Nintendo Posts Profits Despite Missing Wii U And 3DS Shipment Goals
Nintendo has reported its financial performance for the year ended March 31, 2015. The company is in the process of turnaround, meeting or exceeding its revised forecast from January 28 across the board.
The company closed the year with ¥41.8 billion ($349.2 million) net income, a significant increase from last fiscal year’s loss of ¥23.2 billion ($193.8 million). This exceeded both the latest forecast of ¥30 billion ($250.6 million), which was revised upward from the start of the fiscal period.
Nintendo fell short on Wii U shipments, moving 3.38 million during the year against a target of 3.6 million. The company is revising down its sales projects again, expecting to ship only 3.4 million Wii U consoles in the current year. Lifetime Wii U sales now sit at 9.54 million.
3DS shipments fell short also, with 8.73 million handhelds shipped against a goal of 9 million (already revised down earlier this year from 12 million). Nintendo has revised this year’s target down also, and expects to ship 7.6 million. Lifetime 3DS family sales are now 52 million.
Wii U software shipments amounted to 2.4 million units against a goal of 2.5 million. Nintendo projects another decrease, expecting to ship 2.3 million in the current fiscal year.
3DS software shipments exceeded forecast with 6.27 million units. Nintendo is revising down its target here, as well. The company expects to move 5.6 million copies in the current year.
As for the upcoming titles on Wii U, the schedule continues to look thin. Splatoon is due at the end of this month (and there is a Nintendo Direct for the title today). Project Giant Robot, which still doesn’t have a formal name is slated for the first half of this year.
After that, it’s Mario Maker in September and Yoshi’s Woolly World sometime in the fall.

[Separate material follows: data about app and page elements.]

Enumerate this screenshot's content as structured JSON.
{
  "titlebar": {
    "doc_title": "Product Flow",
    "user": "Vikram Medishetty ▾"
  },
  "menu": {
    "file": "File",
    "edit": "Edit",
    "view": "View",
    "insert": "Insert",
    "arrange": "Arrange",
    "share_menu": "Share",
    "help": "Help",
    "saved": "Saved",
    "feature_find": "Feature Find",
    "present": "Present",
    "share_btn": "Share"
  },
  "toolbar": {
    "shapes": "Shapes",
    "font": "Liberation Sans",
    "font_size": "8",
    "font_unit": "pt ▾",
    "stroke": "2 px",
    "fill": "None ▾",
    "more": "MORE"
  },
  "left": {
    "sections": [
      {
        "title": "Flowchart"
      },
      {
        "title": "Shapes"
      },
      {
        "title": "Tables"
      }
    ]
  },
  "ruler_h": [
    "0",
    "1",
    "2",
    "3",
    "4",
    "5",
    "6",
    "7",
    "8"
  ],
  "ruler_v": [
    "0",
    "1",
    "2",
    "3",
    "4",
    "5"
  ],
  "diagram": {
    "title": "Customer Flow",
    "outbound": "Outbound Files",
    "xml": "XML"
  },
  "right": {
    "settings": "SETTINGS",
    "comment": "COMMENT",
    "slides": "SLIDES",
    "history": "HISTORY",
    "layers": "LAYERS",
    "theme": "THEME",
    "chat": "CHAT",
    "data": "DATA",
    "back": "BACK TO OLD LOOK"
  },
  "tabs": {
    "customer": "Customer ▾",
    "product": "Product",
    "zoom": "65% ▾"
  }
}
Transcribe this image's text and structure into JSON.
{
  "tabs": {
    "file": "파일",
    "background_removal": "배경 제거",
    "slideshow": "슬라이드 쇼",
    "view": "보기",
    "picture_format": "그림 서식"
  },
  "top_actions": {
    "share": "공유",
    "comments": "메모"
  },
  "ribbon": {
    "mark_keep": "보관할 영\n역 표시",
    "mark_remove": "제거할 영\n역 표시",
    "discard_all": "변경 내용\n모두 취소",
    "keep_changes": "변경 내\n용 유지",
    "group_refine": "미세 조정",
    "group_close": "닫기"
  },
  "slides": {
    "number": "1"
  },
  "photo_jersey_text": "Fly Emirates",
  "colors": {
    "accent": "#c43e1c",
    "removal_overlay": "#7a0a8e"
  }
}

Other 2015 titles do not yet have release windows. These include Star Fox, Project Guard, Xenoblade Chronicles X, Devil’s Third, and Fatal Frame. The Legend of Zelda and Shin Megami Tensei X Fire Emblem are still labeled “TBD.”
As for third-party games, the only one from a major publisher listed is Lego Jurassic World. The remainder are indie titles.
Nintendo’s financial statements mention amiibo figures in forward-looking statements, but there is no specificity around performance to date. It is possible Nintendo will provide more information when it briefs investors at the upcoming meeting.
The financial aspect of this report (arguably the most important) reflect well. As Nintendo further develops its mobile relationship with DeNA, I expect this to only improve.
What is concerning is the constant downward revisions on Wii U and 3DS console sales. We know Nintendo is working on its next console (NX), and until it arrives, the Wii U is serving as a stop-gap. While Nintendo’s first-party offerings are mostly solid, enjoyable efforts, the thinness of the library continues to be the biggest barrier to the console’s financial success.